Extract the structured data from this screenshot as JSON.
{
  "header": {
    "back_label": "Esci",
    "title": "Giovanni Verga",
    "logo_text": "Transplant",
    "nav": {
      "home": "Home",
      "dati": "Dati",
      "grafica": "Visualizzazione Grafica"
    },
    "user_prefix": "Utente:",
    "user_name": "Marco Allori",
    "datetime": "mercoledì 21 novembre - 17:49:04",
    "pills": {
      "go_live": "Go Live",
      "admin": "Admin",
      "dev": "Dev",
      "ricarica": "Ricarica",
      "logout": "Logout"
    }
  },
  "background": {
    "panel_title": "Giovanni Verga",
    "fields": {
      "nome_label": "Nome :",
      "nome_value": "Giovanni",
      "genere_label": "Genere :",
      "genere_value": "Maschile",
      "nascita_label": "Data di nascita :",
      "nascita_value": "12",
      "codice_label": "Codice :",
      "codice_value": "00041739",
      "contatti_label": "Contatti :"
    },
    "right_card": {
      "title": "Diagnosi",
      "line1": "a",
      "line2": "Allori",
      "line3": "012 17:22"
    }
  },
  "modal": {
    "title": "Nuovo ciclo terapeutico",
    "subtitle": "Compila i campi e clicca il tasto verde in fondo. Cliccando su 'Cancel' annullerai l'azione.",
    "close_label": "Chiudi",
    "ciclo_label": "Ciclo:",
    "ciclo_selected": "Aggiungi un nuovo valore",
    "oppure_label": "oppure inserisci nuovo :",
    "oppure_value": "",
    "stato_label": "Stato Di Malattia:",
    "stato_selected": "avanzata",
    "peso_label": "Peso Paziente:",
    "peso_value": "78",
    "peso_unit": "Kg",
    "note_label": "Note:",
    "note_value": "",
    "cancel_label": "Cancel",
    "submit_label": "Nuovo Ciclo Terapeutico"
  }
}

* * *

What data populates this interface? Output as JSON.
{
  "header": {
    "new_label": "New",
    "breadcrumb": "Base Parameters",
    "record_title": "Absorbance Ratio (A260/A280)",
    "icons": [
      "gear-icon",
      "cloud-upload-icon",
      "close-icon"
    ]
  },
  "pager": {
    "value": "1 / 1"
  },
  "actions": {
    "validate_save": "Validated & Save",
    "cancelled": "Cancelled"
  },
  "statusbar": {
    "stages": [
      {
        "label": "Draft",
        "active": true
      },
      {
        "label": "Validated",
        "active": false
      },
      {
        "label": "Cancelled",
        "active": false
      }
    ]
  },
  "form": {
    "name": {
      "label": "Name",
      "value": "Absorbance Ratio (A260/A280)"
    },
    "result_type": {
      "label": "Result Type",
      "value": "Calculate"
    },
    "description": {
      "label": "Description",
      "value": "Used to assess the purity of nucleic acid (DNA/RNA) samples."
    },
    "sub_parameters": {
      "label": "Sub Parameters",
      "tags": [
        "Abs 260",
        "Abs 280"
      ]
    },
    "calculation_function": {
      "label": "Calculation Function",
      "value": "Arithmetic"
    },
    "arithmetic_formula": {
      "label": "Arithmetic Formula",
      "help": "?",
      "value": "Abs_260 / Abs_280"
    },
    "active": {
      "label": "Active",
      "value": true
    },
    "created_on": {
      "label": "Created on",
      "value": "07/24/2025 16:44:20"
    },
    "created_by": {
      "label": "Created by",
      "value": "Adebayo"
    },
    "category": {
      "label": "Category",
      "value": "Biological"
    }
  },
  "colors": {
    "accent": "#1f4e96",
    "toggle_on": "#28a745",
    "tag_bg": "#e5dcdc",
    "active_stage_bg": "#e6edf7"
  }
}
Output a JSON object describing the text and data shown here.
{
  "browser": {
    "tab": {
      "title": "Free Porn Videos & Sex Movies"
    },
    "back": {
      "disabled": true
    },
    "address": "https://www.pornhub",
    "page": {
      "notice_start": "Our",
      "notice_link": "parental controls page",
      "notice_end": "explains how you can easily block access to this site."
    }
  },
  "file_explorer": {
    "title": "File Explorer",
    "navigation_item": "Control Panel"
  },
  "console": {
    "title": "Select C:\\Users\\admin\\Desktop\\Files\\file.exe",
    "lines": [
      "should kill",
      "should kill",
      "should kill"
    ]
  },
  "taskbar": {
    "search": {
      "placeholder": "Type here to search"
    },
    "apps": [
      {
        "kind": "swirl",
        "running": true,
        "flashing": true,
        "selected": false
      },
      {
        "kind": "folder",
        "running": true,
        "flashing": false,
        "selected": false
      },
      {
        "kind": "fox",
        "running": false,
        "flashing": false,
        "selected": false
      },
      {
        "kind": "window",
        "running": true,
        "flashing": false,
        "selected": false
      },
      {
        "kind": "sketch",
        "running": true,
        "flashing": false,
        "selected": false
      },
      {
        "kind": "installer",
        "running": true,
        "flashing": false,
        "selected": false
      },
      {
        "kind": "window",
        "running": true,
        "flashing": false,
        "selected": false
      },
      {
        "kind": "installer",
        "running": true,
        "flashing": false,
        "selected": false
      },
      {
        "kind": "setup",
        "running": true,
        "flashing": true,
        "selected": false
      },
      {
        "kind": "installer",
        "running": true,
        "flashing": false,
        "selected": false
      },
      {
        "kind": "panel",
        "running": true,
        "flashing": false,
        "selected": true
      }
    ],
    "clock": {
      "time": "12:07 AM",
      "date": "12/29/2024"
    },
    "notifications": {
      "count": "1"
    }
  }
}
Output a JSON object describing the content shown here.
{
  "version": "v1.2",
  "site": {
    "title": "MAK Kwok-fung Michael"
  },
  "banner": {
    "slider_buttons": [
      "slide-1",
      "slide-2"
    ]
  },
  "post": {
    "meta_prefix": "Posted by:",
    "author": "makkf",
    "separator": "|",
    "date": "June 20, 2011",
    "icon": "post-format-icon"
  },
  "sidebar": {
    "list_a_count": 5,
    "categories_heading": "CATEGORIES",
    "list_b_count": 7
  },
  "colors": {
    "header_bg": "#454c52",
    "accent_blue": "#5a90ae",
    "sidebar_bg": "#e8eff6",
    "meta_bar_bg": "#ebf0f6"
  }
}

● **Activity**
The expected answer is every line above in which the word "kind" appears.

● **Exercise result**
        "kind": "swirl",
        "kind": "folder",
        "kind": "fox",
        "kind": "window",
        "kind": "sketch",
        "kind": "installer",
        "kind": "window",
        "kind": "installer",
        "kind": "setup",
        "kind": "installer",
        "kind": "panel",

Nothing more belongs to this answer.